NEW DELHI: Qutub Minar will now come under intense scrutiny for keeping tabs on its ‘tili’ level. After requests from the Archaeological Survey of India (ASI), a team of experts from Central Building Research Institute (CBRI), Roorkee will arrive in Delhi next month and conduct a periodical study of the 13th century monument to assess the tilt and ensure it has not aggravated.
The report of the last Qutub study by CBRI in 2005 said the tilt was in the range of 2.5cm to 4.7cm to the southwest side, but there was possible danger of further tilt due to the minar’s location in a seismic zone.
“Till last year, there was concern that rainwater seepage was affecting the foundation of the minar and possibly aggravating the tilt. But lime-terracing around it ensured no more rainwater would dampen Qutub’s foundation. Now, our concern is basically about the affect of vibrations caused by frequent movement of planes over Qutub Minar,” said a senior official.
Rising concern over the increasing number of planes flying over Qutub Minar and their close proximity to the structure had forced ASI to take up the matter with the civil aviation ministry. According to top sources, ASI had written to the ministry a few months ago asking them to ensure low-flying planes do not come close to the 72.5m-high monument. "We were told a study would be undertaken by IIT to ascertain whether plane vibrations had affected Qutub Minar, but the study is yet to take place,'' said an official.
ASI is also proposing to have the CBRI study conducted on an annual basis now. "Qutub Minar is a world heritage site and needs to be monitored on an annual basis. It is recommended to carry out geodetic observations every year so as to keep vigil on the stability of the monument,'' said a senior official. The geodetic survey ascertains the geological conditions around the structure. Top ministry sources said the proposal for an annual survey by CBRI was under consideration and could be started at the earliest.
According to ASI sources, it was worrying earlier as planes used to fly over the minar every two minutes.
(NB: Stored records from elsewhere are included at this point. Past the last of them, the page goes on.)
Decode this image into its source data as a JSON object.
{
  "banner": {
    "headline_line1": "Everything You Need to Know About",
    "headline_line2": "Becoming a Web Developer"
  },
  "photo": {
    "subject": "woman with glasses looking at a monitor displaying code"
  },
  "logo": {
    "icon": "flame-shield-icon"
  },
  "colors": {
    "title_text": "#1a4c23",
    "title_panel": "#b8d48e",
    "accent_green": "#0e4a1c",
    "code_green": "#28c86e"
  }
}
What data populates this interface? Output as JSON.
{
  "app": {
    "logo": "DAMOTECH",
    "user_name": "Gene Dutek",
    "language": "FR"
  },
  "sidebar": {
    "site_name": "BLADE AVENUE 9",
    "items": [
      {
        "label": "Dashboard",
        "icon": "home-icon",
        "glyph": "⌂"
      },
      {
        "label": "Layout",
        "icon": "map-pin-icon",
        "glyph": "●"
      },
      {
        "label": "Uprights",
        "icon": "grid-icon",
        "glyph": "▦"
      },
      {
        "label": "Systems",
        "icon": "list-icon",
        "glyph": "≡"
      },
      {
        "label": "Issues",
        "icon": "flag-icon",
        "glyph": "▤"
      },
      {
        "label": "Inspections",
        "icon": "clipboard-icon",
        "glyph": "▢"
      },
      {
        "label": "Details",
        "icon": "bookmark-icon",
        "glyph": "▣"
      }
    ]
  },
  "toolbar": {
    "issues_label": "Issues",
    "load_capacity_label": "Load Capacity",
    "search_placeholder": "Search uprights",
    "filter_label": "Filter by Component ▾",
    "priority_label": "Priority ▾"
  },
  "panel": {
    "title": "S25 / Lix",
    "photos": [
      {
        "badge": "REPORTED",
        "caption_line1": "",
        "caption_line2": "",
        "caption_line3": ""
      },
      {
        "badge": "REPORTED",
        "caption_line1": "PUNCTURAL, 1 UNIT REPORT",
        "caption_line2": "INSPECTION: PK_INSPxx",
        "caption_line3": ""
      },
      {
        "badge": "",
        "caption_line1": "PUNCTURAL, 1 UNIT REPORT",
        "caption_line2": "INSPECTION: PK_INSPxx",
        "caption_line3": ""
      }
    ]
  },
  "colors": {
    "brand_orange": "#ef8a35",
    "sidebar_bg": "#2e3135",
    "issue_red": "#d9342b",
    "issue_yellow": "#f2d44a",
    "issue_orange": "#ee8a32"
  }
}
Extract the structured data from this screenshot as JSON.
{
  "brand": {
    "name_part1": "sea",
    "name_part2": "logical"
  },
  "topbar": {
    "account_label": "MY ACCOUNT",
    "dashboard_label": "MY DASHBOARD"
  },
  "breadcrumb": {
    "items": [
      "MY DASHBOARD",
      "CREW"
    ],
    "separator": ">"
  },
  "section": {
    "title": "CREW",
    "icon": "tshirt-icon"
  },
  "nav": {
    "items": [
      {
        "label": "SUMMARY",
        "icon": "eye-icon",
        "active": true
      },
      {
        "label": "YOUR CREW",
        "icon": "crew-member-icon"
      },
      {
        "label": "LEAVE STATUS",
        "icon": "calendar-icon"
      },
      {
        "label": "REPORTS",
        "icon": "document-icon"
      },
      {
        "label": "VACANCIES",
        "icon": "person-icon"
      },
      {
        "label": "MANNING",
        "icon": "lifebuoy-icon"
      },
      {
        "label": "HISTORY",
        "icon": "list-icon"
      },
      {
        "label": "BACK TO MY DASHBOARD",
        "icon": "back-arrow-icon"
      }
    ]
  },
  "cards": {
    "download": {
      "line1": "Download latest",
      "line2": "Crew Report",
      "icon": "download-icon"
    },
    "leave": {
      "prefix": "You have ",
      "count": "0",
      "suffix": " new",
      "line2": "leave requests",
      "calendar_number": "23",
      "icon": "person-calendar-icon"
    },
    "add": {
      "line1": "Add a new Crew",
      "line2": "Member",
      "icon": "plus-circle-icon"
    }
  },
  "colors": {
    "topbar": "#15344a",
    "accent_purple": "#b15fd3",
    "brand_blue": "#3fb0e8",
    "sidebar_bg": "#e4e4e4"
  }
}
Sources said: "Ever since the new runway was inaugurated last September, Qutub Minar has been on the approach path and the frequency of planes flying over it had increased tremendously.''
Qutub Minar, buit by Qutubuddin Aibak, was the first monument in the capital to be awarded world heritage status by Unesco in 1993 and is also the most visited monument in Delhi, followed by Red Fort.